Nearly two millennia ago, the Romans built the Arch of Triumph in Palmyra, Syria. According to Picturesque Palestine, Sinai, and Egypt, published in 1881, “The wonder in these ancient ruins is not that so much has fallen, but that anything remains.” Last week, ISIS blew the Arch of Triumph, which the group considers idolatrous, to pieces. Such acts of aggression and barbarism have mobilized a vast enemy coalition, which includes almost every regional power and virtually every great power (and notably the United States, often compared to the Roman Empire in its hegemonic strength). Yet, incredibly, this alliance seems incapable of rolling back the Islamic State. How can a group of insurgents declare war on humanity—and win?
Even in big cities like Tokyo, small children take the subway and run errands by themselves. The reason has a lot to do with group dynamics.
It’s a common sight on Japanese mass transit: Children troop through train cars, singly or in small groups, looking for seats.
They wear knee socks, polished patent-leather shoes, and plaid jumpers, with wide-brimmed hats fastened under the chin and train passes pinned to their backpacks. The kids are as young as 6 or 7, on their way to and from school, and there is nary a guardian in sight.

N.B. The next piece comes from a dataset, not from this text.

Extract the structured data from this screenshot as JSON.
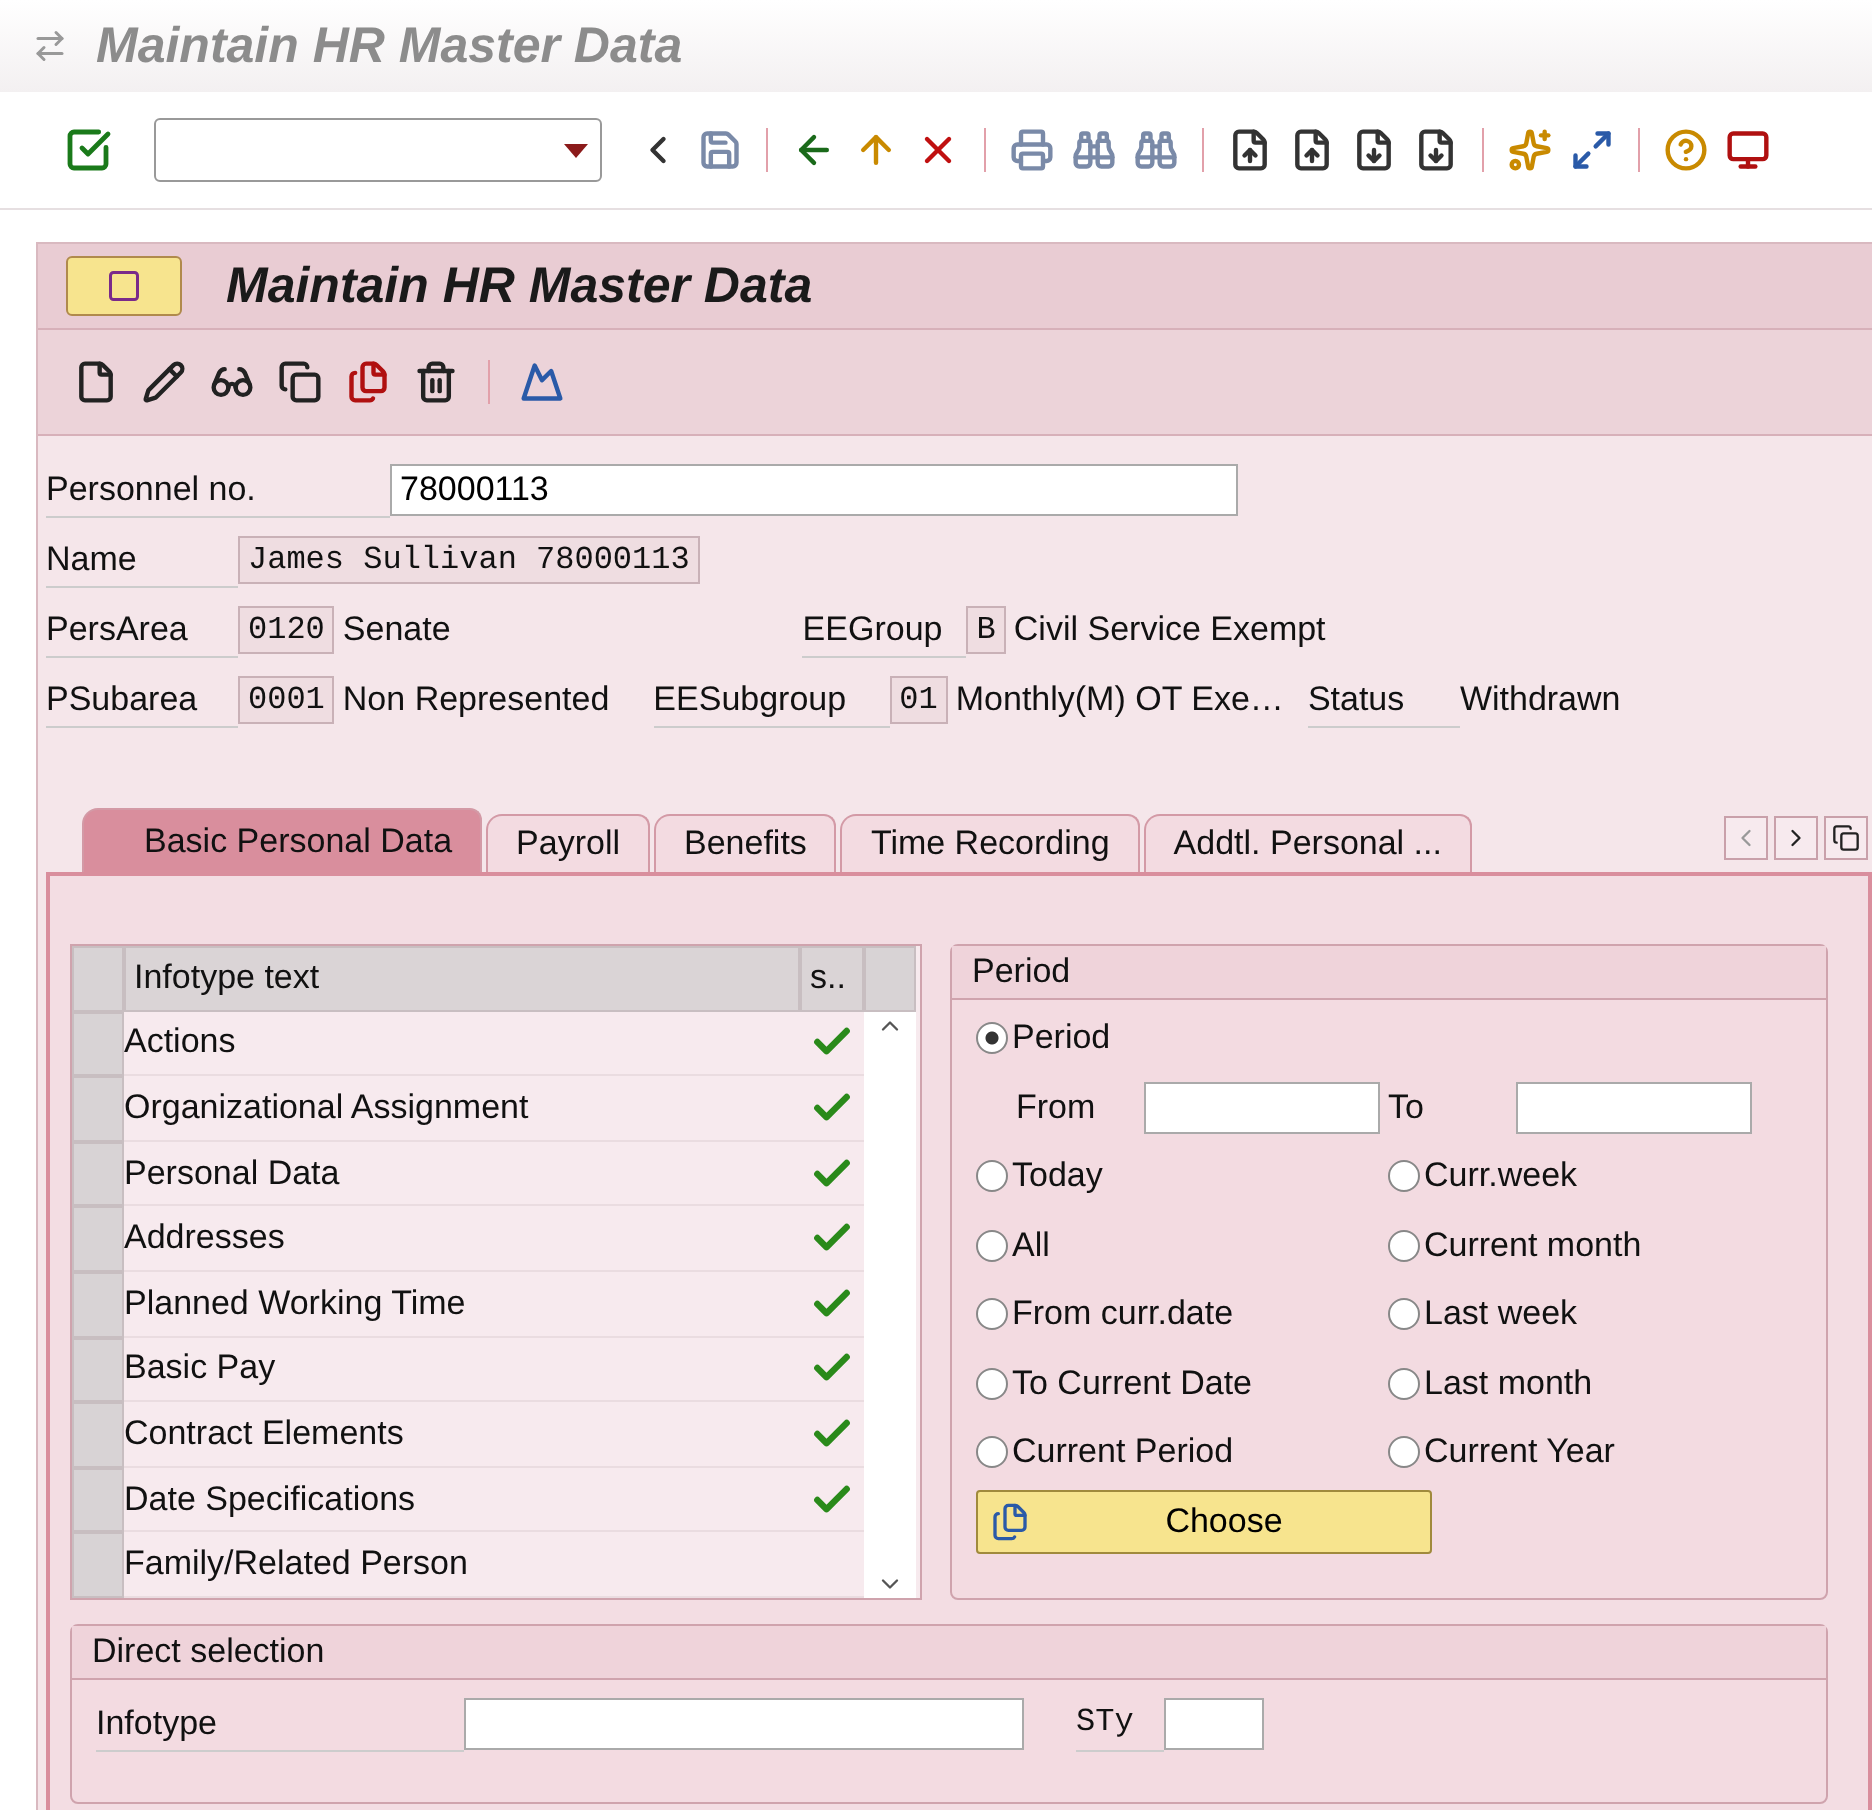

A popular television show called Hajimete no Otsukai, or My First Errand, features children as young as two or three being sent out to do a task for their family. As they tentatively make their way to the greengrocer or bakery, their progress is secretly filmed by a camera crew. The show has been running for more than 25 years.
The Islamic State is no mere collection of psychopaths. It is a religious group with carefully considered beliefs, among them that it is a key agent of the coming apocalypse. Here’s what that means for its strategy—and for how to stop it.
What is the Islamic State?
Where did it come from, and what are its intentions? The simplicity of these questions can be deceiving, and few Western leaders seem to know the answers. In December, The New York Times published confidential comments by Major General Michael K. Nagata, the Special Operations commander for the United States in the Middle East, admitting that he had hardly begun figuring out the Islamic State’s appeal. “We have not defeated the idea,” he said. “We do not even understand the idea.” In the past year, President Obama has referred to the Islamic State, variously, as “not Islamic” and as al-Qaeda’s “jayvee team,” statements that reflected confusion about the group, and may have contributed to significant strategic errors.
Why Millennials aren’t buying cars or houses, and what that means for the economy
In 2009, Ford brought its new supermini, the Fiesta, over from Europe in a brave attempt to attract the attention of young Americans. It passed out 100 of the cars to influential bloggers for a free six-month test-drive, with just one condition: document your experience online, whether you love the Fiesta or hate it.
Young bloggers loved the car. Young drivers? Not so much. After a brief burst of excitement, in which Ford sold more than 90,000 units over 18 months, Fiesta sales plummeted. As of April 2012, they were down 30 percent from 2011.
Don’t blame Ford. The company is trying to solve a puzzle that’s bewildering every automaker in America: How do you sell cars to Millennials (a k a Generation Y)? The fact is, today’s young people simply don’t drive like their predecessors did. In 2010, adults between the ages of 21 and 34 bought just 27 percent of all new vehicles sold in America, down from the peak of 38 percent in 1985. Miles driven are down, too. Even the proportion of teenagers with a license fell, by 28 percent, between 1998 and 2008.